Option #2: Collaboration is King
“Chettle was one of a stable of writers…[who] contributed to some 49 plays between 1598 and 1603, of which 36 were collaborations. His colleague Heywood claimed to have had ‘either an entire hand, or at the least a maine finger’ in no fewer than 200 plays” (Hackett 67).

For this option, explore the idea that both plays (Faustus and Titus) are
collaborations by Shakespeare and Marlowe. In Faustus, Marlowe would have
been the chief writer with Shakespeare more a junior collaborator, whereas
Shakespeare took the lead on Titus with Marlowe simply adding a “hand or a
finger” to its composition. With this in mind, discuss two specific passages (at
least one from each play) that seem to illustrate the same quill at work. How
can we tell that this is Shakespeare writing or Marlowe writing? You don’t have
to prove this through sources/documentation, but rather, focus on themes,
characterization, and language to illustrate your theory. Where do two speeches
sound uncannily alike? Is there an obsession with a specific theme? A recurring
metaphor? A linguistic quirk? Through close reading, analyze both passages and
help us see the man behind the meter.
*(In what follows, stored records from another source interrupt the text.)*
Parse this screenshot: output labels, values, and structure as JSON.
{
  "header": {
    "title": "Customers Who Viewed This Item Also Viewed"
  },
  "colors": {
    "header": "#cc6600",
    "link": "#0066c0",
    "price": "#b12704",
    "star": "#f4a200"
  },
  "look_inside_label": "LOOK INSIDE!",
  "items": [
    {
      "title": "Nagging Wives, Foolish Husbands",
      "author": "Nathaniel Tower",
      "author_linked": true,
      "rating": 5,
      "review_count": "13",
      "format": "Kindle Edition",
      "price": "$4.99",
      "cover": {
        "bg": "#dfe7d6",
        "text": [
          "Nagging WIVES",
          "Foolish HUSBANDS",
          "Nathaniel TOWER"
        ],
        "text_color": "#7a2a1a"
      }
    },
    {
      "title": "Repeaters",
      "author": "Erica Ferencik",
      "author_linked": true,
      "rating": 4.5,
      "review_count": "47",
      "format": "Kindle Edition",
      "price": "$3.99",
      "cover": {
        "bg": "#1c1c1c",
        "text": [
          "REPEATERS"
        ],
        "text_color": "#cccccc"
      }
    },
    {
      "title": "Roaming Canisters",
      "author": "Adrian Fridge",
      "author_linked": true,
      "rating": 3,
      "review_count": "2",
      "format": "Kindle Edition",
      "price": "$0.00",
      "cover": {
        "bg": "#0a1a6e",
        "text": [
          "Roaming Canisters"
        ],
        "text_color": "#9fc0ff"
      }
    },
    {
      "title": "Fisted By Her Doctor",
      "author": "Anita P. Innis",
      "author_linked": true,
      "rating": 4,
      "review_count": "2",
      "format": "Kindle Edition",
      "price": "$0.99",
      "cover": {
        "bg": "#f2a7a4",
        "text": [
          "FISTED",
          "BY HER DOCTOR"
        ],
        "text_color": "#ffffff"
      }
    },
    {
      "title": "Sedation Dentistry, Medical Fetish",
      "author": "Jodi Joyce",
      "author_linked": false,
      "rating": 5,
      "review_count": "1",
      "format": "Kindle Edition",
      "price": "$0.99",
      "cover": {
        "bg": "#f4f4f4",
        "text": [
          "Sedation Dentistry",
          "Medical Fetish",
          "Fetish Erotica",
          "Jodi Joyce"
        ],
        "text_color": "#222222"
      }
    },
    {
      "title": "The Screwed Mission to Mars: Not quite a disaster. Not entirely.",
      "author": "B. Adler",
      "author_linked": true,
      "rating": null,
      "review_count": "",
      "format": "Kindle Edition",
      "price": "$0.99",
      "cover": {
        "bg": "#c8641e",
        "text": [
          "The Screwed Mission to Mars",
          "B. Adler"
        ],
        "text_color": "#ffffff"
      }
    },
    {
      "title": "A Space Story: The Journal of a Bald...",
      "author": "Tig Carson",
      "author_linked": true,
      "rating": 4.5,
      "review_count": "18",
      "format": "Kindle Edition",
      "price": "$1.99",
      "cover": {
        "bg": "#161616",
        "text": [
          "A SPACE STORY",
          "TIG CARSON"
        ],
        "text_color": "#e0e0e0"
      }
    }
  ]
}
·        4-5 pages, double spaced
·        Must quote from both plays and analyze these quotations
·        Cite all quotations using MLA format with a Works Cited page
·        Due Thursday, February 9th by 5pm

Thursday, February 2, 2017

For Tuesday: Hackett, English Renaissance Drama, Chs. 3 and 4 “Marlowe” and “Shakespeare”

Answer TWO of the following:

Q1: According to Hackett, what qualities distinguish the verse of Marlowe and Shakespeare? Similarly, what makes them distinct from one another? What does Shakespeare attempt in his lines/speeches that is rarely (if ever) encountered in Marlowe?

Q2: Why does Marlowe’s biography (or what little we know of it) shape the content of his plays? How did this lead to the Renaissance scholar, A.L. Rowse to proclaim “Faustus is Marlowe”? According to Hackett, where might we see some of his character in the plays or characters themselves?

Q3: The great 18th century poet Alexander Pope once wrote of Shakespeare: “His characters are so much Nature her self that ‘tis a sort of injury to call them by so distant a name as Copies of her...every single character in Shakespeare is as much an Individual as those in Life itself” (99). While this might be hyperbolic, how does Hackett explain the basis for this sentiment? What makes many of his characters seem “universal” or “natural”?

Q4: Writing just before Shakespeare took the stage, the poet Sir Philip Sidney attacked the theater for creating plays where “you...have Asia of the one side, and Afric of the other, and so many other under-kingdoms that the player, when he cometh in, must ever begin with telling where he is” (109). How did both Shakespeare and Marlowe commit these artistic ‘sins,’ and why do you think they did so? Shakespeare, especially, was flagrant in disregarding the classical rules of theater.